Michael Lanza is a freelance photographer and writer. The creator of TheBigOutside.com, Lanza dedicates his site to sharing personal hiking adventures and offering guidance to fellow wilderness enthusiasts. He is the Northwest Editor of Backpacker magazine, the voice behind the Trip Doctor blog on backpacker.com, and a former editor for AMC Outdoors magazine. Author of previously published hiking guides, Lanza's newest book, Before They're Gone (Beacon Press, spring 2012), examines climate change in national parks through the lens of family hiking excursions. The following post is an example of one such adventure.
My seven-year-old daughter, Alex, is engaged in some heavy intellectual lifting. I can tell by the way she stares quietly, her brow knitted in thought, at Upper Yosemite Falls. We've hiked for 90 minutes up a thousand vertical feet of hot, dusty trail above Yosemite Valley to stand below this curtain of water that plunges a sheer 1,430 feet off a cliff, ripping through the air with a sound like fighter jets buzzing us.
I can only imagine how it challenges her young sense of perspective. I was an adult when I first saw Yosemite Falls, the tallest in North America at 2,425 feet, consisting of the upper falls in front of us, several hundred feet of cascades below it, and 400-foot-tall Lower Yosemite Falls, out of sight far below us. It awed me then, as it still does. But I'm wondering what it looks like to the eyes of a seven-year-old.

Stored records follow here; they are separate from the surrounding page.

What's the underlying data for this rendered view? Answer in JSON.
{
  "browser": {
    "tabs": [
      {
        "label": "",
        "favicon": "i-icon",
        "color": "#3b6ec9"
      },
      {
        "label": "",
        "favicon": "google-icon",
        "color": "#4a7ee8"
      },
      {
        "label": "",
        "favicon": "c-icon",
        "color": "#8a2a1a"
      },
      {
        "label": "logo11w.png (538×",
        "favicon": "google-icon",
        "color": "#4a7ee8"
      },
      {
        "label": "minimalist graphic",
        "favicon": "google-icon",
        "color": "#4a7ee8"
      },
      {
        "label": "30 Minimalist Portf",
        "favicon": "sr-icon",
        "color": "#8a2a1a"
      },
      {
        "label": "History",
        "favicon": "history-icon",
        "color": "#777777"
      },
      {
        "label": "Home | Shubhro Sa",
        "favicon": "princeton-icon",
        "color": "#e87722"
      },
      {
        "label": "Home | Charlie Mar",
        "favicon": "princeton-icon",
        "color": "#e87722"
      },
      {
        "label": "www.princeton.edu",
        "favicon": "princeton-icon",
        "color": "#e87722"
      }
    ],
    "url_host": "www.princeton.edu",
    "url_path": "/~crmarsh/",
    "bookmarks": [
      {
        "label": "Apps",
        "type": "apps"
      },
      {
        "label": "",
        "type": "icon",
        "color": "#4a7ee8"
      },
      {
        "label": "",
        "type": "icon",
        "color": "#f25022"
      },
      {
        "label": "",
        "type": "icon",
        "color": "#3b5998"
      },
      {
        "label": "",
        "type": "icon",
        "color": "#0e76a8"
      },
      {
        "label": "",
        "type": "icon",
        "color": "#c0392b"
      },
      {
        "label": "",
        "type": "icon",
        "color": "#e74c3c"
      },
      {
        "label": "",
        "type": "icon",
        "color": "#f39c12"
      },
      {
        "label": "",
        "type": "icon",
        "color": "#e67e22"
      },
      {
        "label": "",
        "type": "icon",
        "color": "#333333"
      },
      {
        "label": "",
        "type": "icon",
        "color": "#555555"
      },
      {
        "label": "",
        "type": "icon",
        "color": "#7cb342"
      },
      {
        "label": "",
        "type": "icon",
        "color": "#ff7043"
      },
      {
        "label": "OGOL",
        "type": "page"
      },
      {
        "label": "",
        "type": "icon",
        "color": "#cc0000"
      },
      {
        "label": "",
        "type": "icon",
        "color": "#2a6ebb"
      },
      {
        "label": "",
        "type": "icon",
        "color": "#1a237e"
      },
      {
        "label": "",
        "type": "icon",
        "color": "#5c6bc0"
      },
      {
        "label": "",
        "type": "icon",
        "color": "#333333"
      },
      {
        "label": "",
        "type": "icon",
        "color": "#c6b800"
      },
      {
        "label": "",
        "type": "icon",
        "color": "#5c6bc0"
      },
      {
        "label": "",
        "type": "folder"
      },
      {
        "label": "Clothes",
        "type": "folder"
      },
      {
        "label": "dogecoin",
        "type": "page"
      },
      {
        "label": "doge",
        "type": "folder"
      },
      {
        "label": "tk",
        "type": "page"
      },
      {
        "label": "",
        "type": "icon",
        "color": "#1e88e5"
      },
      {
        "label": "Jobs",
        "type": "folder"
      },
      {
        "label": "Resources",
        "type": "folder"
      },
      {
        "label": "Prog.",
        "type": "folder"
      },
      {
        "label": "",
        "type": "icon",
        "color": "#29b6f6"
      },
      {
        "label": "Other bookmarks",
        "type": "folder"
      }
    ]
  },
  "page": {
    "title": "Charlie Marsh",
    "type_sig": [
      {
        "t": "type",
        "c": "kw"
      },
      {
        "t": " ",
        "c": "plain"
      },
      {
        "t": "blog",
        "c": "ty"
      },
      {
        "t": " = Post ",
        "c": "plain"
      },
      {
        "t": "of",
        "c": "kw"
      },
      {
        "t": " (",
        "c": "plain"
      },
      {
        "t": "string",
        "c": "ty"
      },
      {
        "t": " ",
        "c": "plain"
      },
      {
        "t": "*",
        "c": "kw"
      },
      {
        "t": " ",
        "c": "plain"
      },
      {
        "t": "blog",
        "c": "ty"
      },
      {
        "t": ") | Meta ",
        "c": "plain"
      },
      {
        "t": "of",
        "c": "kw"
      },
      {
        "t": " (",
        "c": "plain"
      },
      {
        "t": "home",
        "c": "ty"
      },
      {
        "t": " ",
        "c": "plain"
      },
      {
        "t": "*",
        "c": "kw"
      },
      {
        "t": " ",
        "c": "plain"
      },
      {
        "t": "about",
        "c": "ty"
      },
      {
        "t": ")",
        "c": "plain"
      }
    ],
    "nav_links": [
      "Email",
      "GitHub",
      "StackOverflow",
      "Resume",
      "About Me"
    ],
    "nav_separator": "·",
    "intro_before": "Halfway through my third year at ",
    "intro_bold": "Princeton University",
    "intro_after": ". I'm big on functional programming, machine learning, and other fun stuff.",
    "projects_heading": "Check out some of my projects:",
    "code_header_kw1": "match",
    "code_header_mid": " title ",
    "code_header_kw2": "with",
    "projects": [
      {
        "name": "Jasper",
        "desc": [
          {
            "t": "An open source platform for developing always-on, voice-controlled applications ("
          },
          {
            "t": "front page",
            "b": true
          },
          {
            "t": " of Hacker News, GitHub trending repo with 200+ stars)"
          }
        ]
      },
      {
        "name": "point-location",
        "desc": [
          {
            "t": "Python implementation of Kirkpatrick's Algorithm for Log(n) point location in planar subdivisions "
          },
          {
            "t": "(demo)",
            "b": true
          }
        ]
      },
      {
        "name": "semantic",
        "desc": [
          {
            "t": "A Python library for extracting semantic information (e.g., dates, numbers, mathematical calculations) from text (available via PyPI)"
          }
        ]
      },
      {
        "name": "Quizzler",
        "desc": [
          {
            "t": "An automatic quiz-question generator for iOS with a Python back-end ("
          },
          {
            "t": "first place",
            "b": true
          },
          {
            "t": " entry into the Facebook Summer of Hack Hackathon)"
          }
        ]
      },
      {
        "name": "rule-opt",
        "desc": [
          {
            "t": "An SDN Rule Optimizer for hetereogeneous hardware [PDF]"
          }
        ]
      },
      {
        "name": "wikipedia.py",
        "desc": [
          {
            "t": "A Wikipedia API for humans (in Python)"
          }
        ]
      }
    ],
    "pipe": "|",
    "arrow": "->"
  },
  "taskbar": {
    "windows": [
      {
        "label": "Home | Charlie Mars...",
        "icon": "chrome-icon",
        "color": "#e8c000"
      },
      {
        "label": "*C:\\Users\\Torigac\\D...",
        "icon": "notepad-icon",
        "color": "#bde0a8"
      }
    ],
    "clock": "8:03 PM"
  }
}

Finally, Alex asks me, "How does the water go up the mountain?"
Correction: I could not imagine her perspective-- I sure didn't anticipate that question, anyway. But after she utters it, it strikes me as a perfectly logical inquiry for someone who hasn't conceptualized that uphill from this liquid tower, beyond sight, sprawls a high country of forest and meadows. Up there, an exceptionally deep snowpack from this winter and spring continues melting well into summer, feeding Yosemite Creek and this waterfall. To Alex, the water appears to materialize inexplicably from the top of this cliff.
We visited Yosemite Valley recently to hike to some of the most spectacular waterfalls on the continent in early summer, when mountain snowmelt fattens them up so much that they create something like a very localized rainstorm, even on a sunny day. Besides Alex and me, our three-generation party consisted of my nine-year-old son, Nate, my 12-year-old nephew, Marco, my wife, Penny, and my 73-year-old mom, Joanne, who hiked to these same waterfalls with me 15 years ago.
We scrambled to the banks of the Merced River, a thunderclap of foaming whitewater coursing around boulders the size of SUVs. We walked to Vista Point below Bridalveil Falls, getting showered by its mist. We dayhiked to the brink of Upper Yosemite Falls, 2,700 feet above the valley floor, to peer over its dizzying edge. And on our last day in the park, we hiked what may be the most popular 2.6 miles of footpath in North America, the John Muir Trail and Mist Trail to Vernal Fall and Nevada Fall—both of them exploding with runoff from a Merced River that was under a flood watch shortly before our arrival.
Watch a video of our hikes here.
Seeing Yosemite's famous waterfalls was the second of 11 adventures I'll take with my kids, over the course of 12 months, to national parks that are likely to be very different places due to climate change by the time my kids are my age. Yosemite's world-famous waterfalls naturally swell in spring, as mountain snows melt, and dwindle by autumn, after a dry, hot summer. But they will suffer pronounced shrinkage under even the best-case scenario envisioned by researchers: a 30 percent decline in Sierra Nevada snowpack in this century if we take aggressive measures to reduce our carbon emissions. If we don’t, projections call for snowpack to diminish by up to 90 percent, which would really change the view from Yosemite Valley.
Fed by a seasonal creek, Yosemite Falls often dries up by late summer, a visual absence as conspicuous as seeing the New York City skyline before and after 9/11. The Mist Trail may one day be misty in name only. Alex's question about how the water gets up the mountain might have real-world relevance by the time she has a daughter or son.
I'll chronicle our year of adventures in a book, Before They're Gone, to be published by Beacon Press. Read more about my book project here.
Next up for my family: five days of sea kayaking in Glacier Bay, Alaska.